Your instructions: Don't include any picture when you restate the data word for word.
==== Exercise data ====
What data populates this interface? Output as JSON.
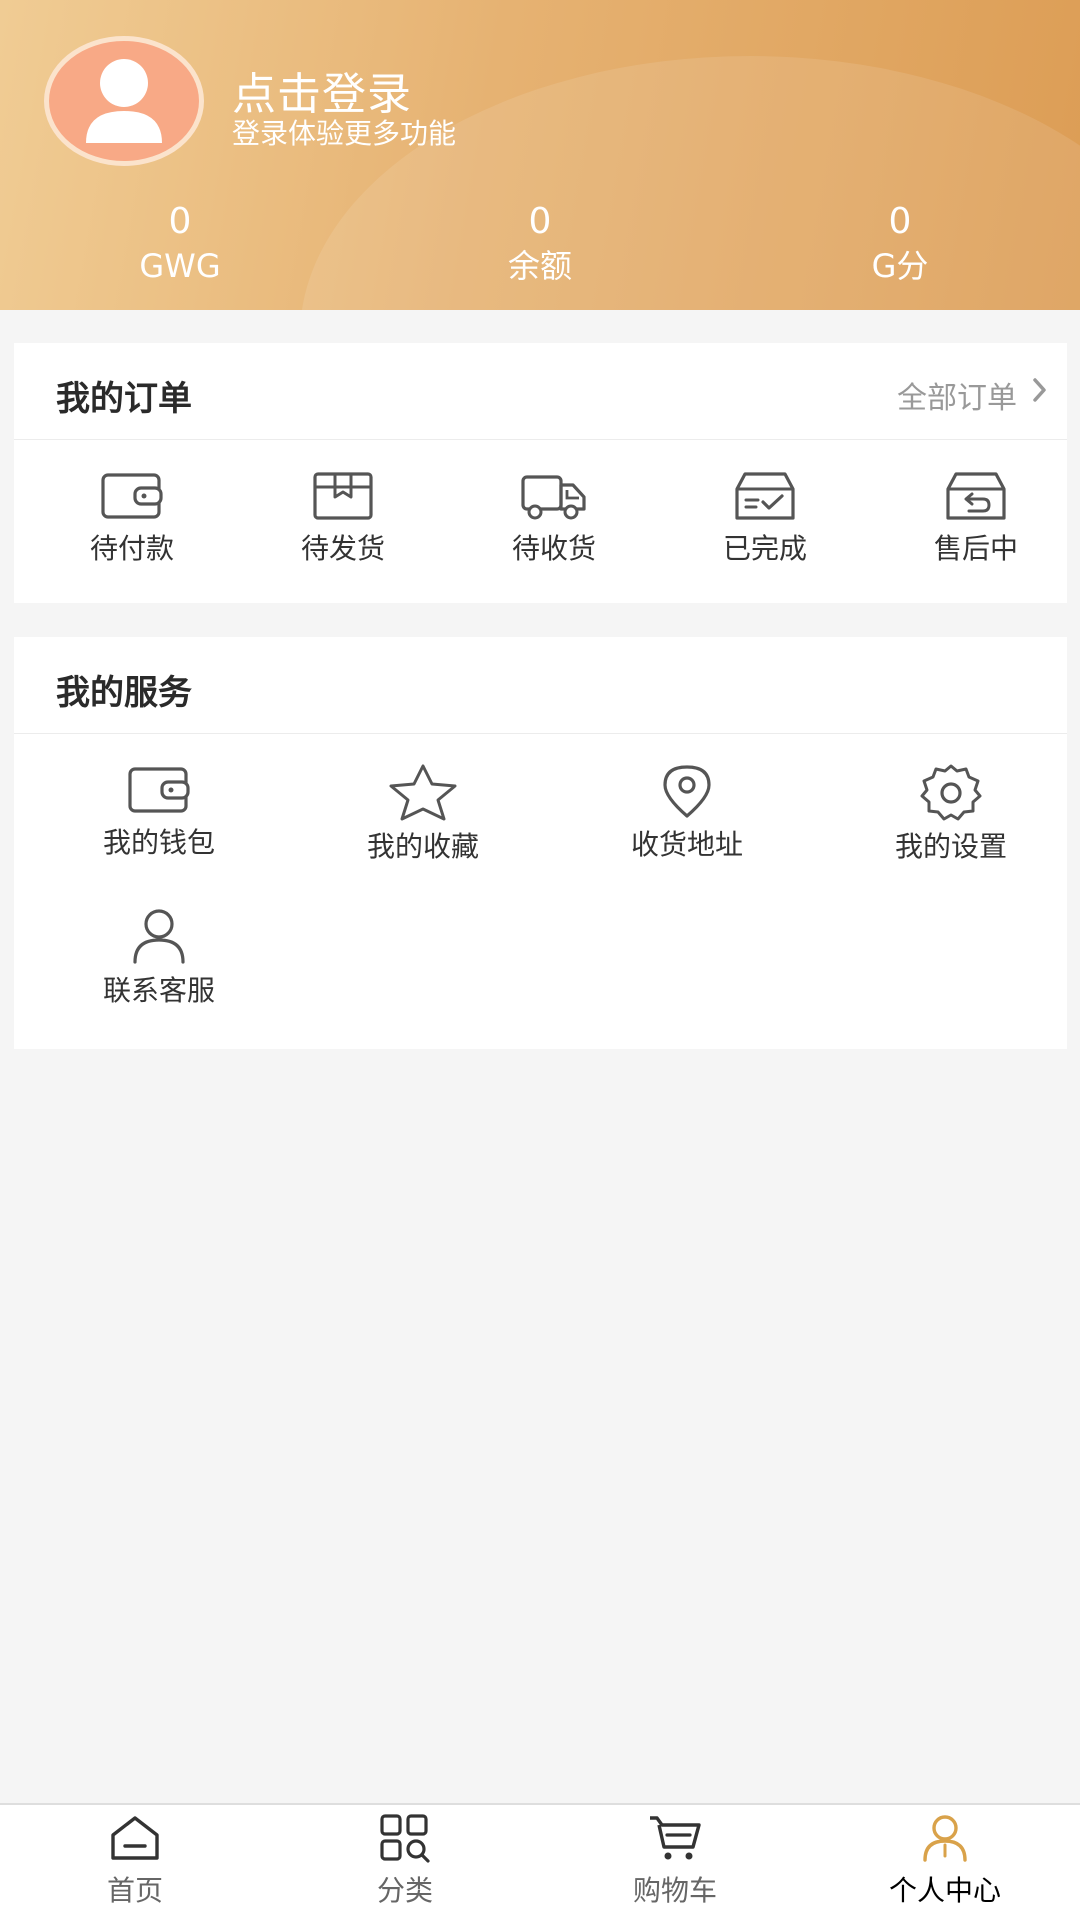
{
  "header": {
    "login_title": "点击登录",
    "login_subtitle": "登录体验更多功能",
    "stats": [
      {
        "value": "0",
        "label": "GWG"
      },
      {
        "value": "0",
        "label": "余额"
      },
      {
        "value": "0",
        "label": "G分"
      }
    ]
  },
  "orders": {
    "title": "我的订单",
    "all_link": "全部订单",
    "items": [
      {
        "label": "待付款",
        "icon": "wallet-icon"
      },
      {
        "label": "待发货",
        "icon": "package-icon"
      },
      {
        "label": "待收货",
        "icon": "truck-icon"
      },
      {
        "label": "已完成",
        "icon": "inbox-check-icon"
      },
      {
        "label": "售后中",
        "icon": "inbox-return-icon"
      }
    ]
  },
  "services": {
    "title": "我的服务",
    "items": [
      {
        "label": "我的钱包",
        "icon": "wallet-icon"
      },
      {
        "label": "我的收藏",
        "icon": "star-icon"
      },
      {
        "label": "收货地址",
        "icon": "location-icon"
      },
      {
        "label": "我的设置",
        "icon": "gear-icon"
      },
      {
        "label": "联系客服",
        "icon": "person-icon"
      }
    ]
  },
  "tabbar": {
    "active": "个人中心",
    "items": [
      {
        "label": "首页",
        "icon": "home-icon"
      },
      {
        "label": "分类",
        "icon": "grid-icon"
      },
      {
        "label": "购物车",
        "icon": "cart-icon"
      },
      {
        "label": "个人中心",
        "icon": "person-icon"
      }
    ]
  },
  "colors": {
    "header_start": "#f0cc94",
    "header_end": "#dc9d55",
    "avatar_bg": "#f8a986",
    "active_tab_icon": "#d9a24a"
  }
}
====
Your solution:
What data populates this interface? Output as JSON.
{
  "header": {
    "login_title": "点击登录",
    "login_subtitle": "登录体验更多功能",
    "stats": [
      {
        "value": "0",
        "label": "GWG"
      },
      {
        "value": "0",
        "label": "余额"
      },
      {
        "value": "0",
        "label": "G分"
      }
    ]
  },
  "orders": {
    "title": "我的订单",
    "all_link": "全部订单",
    "items": [
      {
        "label": "待付款",
        "icon": "wallet-icon"
      },
      {
        "label": "待发货",
        "icon": "package-icon"
      },
      {
        "label": "待收货",
        "icon": "truck-icon"
      },
      {
        "label": "已完成",
        "icon": "inbox-check-icon"
      },
      {
        "label": "售后中",
        "icon": "inbox-return-icon"
      }
    ]
  },
  "services": {
    "title": "我的服务",
    "items": [
      {
        "label": "我的钱包",
        "icon": "wallet-icon"
      },
      {
        "label": "我的收藏",
        "icon": "star-icon"
      },
      {
        "label": "收货地址",
        "icon": "location-icon"
      },
      {
        "label": "我的设置",
        "icon": "gear-icon"
      },
      {
        "label": "联系客服",
        "icon": "person-icon"
      }
    ]
  },
  "tabbar": {
    "active": "个人中心",
    "items": [
      {
        "label": "首页",
        "icon": "home-icon"
      },
      {
        "label": "分类",
        "icon": "grid-icon"
      },
      {
        "label": "购物车",
        "icon": "cart-icon"
      },
      {
        "label": "个人中心",
        "icon": "person-icon"
      }
    ]
  },
  "colors": {
    "header_start": "#f0cc94",
    "header_end": "#dc9d55",
    "avatar_bg": "#f8a986",
    "active_tab_icon": "#d9a24a"
  }
}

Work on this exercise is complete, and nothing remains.